_WHAT YOU HAVE TO DO:_
What is needed is a verbatim copy of each record below.

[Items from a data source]
*** Begin section ***

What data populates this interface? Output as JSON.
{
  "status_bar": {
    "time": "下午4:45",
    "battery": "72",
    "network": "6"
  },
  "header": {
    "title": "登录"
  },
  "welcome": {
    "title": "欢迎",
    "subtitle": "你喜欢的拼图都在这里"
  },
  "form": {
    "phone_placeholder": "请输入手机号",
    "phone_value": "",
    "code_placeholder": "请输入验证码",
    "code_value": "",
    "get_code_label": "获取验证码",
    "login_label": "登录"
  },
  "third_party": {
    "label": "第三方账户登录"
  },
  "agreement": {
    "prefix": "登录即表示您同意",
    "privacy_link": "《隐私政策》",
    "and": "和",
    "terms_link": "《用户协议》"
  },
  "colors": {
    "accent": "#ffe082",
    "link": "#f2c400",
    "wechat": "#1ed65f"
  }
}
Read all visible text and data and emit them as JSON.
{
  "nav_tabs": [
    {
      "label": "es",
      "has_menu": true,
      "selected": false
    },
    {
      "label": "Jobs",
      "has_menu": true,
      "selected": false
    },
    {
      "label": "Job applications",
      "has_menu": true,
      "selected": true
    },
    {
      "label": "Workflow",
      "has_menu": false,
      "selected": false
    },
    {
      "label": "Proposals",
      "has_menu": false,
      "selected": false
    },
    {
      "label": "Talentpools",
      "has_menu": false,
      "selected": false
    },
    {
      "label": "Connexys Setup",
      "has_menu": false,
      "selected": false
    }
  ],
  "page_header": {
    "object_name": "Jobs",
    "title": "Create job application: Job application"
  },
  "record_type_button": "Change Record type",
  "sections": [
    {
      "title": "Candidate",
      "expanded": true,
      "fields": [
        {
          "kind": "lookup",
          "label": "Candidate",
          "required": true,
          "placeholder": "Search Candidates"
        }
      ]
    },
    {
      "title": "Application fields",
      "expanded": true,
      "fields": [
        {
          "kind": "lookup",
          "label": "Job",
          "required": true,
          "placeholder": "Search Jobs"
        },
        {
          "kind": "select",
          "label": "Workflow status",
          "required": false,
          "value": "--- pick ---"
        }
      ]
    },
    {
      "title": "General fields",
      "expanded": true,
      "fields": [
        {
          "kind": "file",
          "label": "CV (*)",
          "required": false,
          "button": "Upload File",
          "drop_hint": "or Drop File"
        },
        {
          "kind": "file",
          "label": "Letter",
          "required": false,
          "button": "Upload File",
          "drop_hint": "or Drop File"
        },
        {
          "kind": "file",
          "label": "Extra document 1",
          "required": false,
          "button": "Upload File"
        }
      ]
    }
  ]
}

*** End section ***

_PROBLEM SOLUTION:_
What data populates this interface? Output as JSON.
{
  "status_bar": {
    "time": "下午4:45",
    "battery": "72",
    "network": "6"
  },
  "header": {
    "title": "登录"
  },
  "welcome": {
    "title": "欢迎",
    "subtitle": "你喜欢的拼图都在这里"
  },
  "form": {
    "phone_placeholder": "请输入手机号",
    "phone_value": "",
    "code_placeholder": "请输入验证码",
    "code_value": "",
    "get_code_label": "获取验证码",
    "login_label": "登录"
  },
  "third_party": {
    "label": "第三方账户登录"
  },
  "agreement": {
    "prefix": "登录即表示您同意",
    "privacy_link": "《隐私政策》",
    "and": "和",
    "terms_link": "《用户协议》"
  },
  "colors": {
    "accent": "#ffe082",
    "link": "#f2c400",
    "wechat": "#1ed65f"
  }
}
Read all visible text and data and emit them as JSON.
{
  "nav_tabs": [
    {
      "label": "es",
      "has_menu": true,
      "selected": false
    },
    {
      "label": "Jobs",
      "has_menu": true,
      "selected": false
    },
    {
      "label": "Job applications",
      "has_menu": true,
      "selected": true
    },
    {
      "label": "Workflow",
      "has_menu": false,
      "selected": false
    },
    {
      "label": "Proposals",
      "has_menu": false,
      "selected": false
    },
    {
      "label": "Talentpools",
      "has_menu": false,
      "selected": false
    },
    {
      "label": "Connexys Setup",
      "has_menu": false,
      "selected": false
    }
  ],
  "page_header": {
    "object_name": "Jobs",
    "title": "Create job application: Job application"
  },
  "record_type_button": "Change Record type",
  "sections": [
    {
      "title": "Candidate",
      "expanded": true,
      "fields": [
        {
          "kind": "lookup",
          "label": "Candidate",
          "required": true,
          "placeholder": "Search Candidates"
        }
      ]
    },
    {
      "title": "Application fields",
      "expanded": true,
      "fields": [
        {
          "kind": "lookup",
          "label": "Job",
          "required": true,
          "placeholder": "Search Jobs"
        },
        {
          "kind": "select",
          "label": "Workflow status",
          "required": false,
          "value": "--- pick ---"
        }
      ]
    },
    {
      "title": "General fields",
      "expanded": true,
      "fields": [
        {
          "kind": "file",
          "label": "CV (*)",
          "required": false,
          "button": "Upload File",
          "drop_hint": "or Drop File"
        },
        {
          "kind": "file",
          "label": "Letter",
          "required": false,
          "button": "Upload File",
          "drop_hint": "or Drop File"
        },
        {
          "kind": "file",
          "label": "Extra document 1",
          "required": false,
          "button": "Upload File"
        }
      ]
    }
  ]
}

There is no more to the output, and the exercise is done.